Start of Data in this exercise

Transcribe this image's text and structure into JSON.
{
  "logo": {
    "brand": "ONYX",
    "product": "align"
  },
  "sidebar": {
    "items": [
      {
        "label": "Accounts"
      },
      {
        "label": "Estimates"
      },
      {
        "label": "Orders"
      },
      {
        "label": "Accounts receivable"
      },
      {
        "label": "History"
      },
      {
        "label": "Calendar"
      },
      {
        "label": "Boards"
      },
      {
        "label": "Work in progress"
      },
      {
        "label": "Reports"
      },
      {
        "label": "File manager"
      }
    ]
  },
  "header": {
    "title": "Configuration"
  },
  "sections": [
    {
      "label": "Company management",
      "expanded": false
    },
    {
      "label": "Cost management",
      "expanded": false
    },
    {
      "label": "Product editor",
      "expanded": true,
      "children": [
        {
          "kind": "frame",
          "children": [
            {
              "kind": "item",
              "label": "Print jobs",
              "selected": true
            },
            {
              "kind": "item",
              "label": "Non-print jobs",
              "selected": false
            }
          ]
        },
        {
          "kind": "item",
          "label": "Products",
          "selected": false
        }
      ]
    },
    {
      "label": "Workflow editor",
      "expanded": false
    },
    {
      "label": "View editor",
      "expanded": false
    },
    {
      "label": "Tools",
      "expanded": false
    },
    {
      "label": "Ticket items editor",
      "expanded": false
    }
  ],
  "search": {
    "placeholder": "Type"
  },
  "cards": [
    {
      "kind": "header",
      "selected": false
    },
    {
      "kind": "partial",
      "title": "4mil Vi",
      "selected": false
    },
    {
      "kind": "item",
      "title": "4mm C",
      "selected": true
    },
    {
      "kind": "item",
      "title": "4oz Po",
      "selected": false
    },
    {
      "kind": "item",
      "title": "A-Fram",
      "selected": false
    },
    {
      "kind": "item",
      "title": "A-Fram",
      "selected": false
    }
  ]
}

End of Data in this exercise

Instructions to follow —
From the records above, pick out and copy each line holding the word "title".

Expected output —
    "title": "Configuration"
      "title": "4mil Vi",
      "title": "4mm C",
      "title": "4oz Po",
      "title": "A-Fram",
      "title": "A-Fram",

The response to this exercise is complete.